A student club poster at Glenbrook South High School in Glenview, Ill., that took a jab at China has reportedly sparked outrage among parents and state lawmakers.
A call for conservatives: The poster recruits students to join the school’s chapter of Turning Point USA (TPUSA), a nonprofit that aims to “identify, educate, train and organize students to promote the principles of freedom, free markets and limited government.”
- The poster shows a character from “Among Us,” a multiplayer, social deduction game whose goals include the identification of an “impostor.”
- The character was overlaid with the symbol of a hammer and sickle representing the former Union of Soviet Socialist Republics (USSR).
- Below the character are the words “China Kinda Sus,” the last word being a colloquial short for “suspicious.”
- A stamp on a circulating image of the poster says it was “Approved by the Assistant Principal (for) Student Activities.”
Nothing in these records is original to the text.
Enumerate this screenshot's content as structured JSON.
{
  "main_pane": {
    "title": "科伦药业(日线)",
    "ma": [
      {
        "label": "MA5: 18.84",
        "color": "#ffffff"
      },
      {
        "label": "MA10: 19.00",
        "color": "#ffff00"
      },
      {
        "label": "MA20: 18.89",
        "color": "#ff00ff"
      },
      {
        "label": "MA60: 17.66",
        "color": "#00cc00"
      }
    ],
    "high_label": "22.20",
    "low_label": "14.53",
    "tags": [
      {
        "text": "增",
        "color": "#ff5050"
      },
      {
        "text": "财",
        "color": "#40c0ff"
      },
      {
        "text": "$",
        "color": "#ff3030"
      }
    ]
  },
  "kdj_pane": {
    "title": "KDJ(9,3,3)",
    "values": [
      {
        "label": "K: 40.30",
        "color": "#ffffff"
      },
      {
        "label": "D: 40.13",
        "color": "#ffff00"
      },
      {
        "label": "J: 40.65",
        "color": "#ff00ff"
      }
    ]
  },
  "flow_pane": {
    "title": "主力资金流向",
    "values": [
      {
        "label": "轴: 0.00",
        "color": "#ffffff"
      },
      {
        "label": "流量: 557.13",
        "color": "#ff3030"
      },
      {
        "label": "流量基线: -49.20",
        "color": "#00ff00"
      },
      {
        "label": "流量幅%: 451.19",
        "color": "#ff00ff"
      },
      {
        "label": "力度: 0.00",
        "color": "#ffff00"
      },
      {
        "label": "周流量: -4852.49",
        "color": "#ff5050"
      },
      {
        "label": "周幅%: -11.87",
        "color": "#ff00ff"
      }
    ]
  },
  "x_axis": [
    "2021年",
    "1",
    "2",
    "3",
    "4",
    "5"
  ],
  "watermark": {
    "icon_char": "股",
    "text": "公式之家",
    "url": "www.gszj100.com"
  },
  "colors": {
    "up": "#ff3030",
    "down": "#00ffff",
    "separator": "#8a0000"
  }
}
One of my friends found this at her kid’s high school. Approved by the assistant principal no less.
— Wesley Chu (@wes_chu) May 7, 2021
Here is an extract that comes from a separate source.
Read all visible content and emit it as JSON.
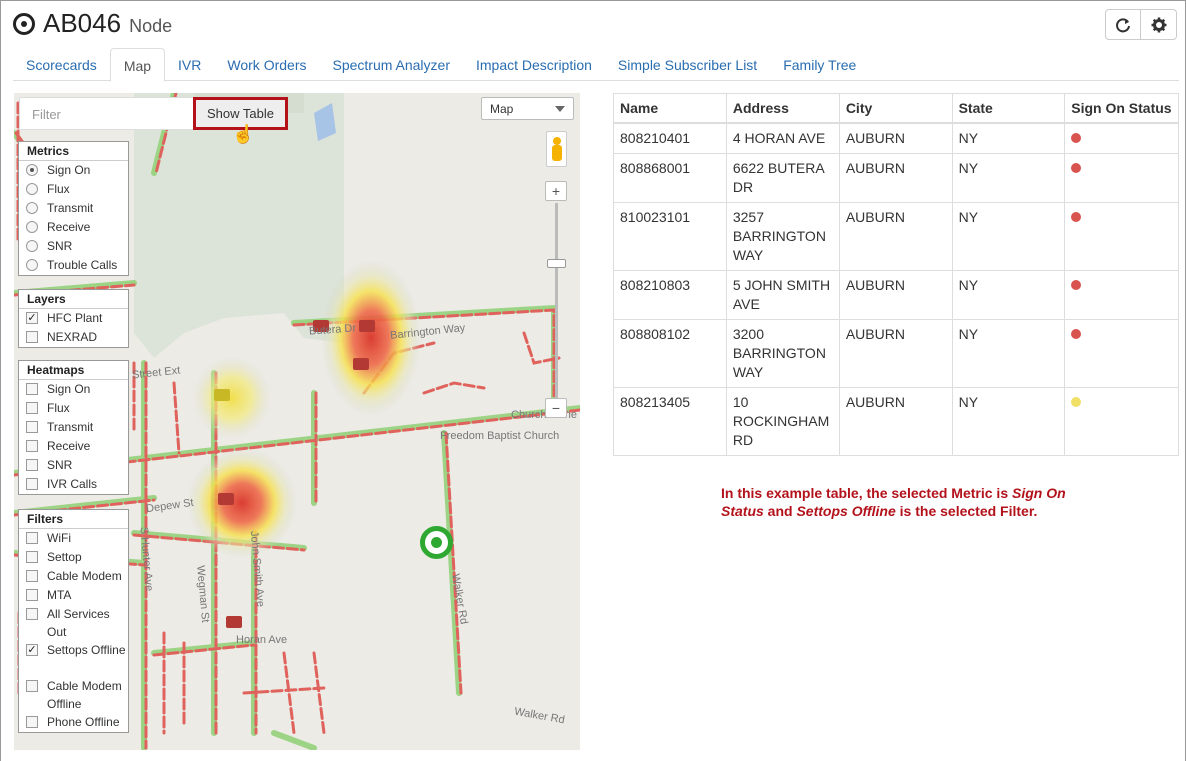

Accused of racism: An unidentified Facebook user who shared the image of the poster called it “blatantly racist” and wrote that students and parents had expressed concerns to the school administration, according to the Daily Herald.
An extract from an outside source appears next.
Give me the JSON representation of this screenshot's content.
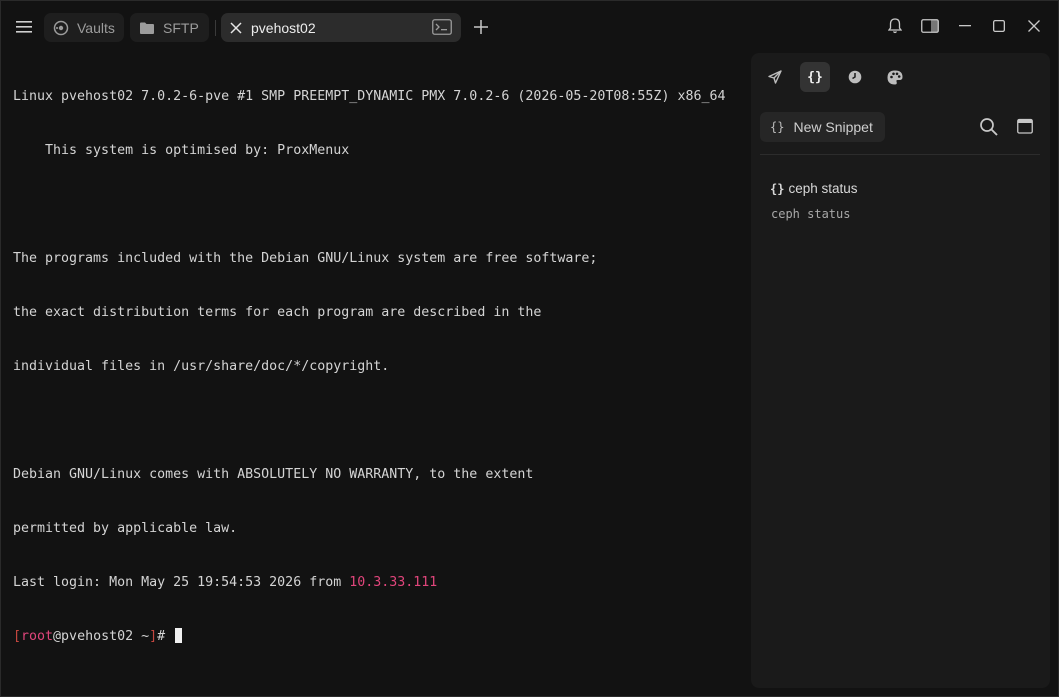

- The poster prompted a response from Democratic state legislators, Rep. Jennifer Gong-Gershowitz and Sen. Laura Fine, who met with Glenbrook High Schools District 225 Superintendent Dr. Charles Johns to discuss the “anti-Asian material.”
- “The clear intent was to stoke xenophobic anti-Asian (sentiment),” said Gong-Gershowitz, who is Chinese American and has a child attending the school, according to Journal & Topics.
- Johns reportedly agreed to apologize to students and families “harmed” by the poster and vowed to update school policies on posting content within its premises.
- A group called Stop Asian Hate GBS launched a change.org petition demanding a public apology from the school administration, as well as TPUSA, for the communities affected by the poster.
In the 2019-2020 school year, white (1,936) and Asian (557) students were the majority at Glenbrook South, according to the National Center for Education Statistics.